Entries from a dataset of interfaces
━━━━━━━━━━━━━━━━━━━━

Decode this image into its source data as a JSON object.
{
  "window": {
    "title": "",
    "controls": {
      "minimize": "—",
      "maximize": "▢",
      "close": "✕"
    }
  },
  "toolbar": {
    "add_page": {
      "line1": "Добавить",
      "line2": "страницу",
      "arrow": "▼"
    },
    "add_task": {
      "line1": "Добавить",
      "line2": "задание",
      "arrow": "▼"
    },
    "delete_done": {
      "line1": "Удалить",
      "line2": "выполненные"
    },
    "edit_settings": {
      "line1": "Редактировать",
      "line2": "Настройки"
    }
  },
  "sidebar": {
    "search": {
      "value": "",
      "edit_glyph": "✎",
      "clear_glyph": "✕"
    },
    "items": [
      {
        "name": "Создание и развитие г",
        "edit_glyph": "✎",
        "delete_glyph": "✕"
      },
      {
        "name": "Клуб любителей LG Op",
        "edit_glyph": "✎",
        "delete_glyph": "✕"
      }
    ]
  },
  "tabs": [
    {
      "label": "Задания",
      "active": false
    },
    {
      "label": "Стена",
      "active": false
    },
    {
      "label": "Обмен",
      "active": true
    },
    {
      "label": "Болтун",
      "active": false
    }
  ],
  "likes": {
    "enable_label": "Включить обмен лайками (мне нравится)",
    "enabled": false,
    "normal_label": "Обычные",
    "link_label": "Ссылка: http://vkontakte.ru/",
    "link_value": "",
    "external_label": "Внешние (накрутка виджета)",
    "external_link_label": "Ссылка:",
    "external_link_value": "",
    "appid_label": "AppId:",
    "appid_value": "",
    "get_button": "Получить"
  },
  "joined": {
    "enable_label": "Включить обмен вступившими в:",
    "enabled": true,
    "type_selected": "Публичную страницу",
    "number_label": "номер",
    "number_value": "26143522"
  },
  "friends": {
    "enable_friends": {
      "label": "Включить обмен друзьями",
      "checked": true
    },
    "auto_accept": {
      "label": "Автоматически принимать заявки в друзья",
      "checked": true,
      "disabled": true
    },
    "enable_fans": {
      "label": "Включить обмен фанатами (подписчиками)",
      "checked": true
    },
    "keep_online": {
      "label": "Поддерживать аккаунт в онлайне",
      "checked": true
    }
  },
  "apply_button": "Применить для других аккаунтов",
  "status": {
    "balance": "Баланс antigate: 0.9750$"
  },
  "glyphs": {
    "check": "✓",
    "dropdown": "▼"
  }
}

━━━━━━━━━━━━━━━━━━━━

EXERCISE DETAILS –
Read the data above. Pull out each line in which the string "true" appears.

THE ANSWER –
      "active": true
    "enabled": true,
      "checked": true
      "checked": true,
      "disabled": true
      "checked": true
      "checked": true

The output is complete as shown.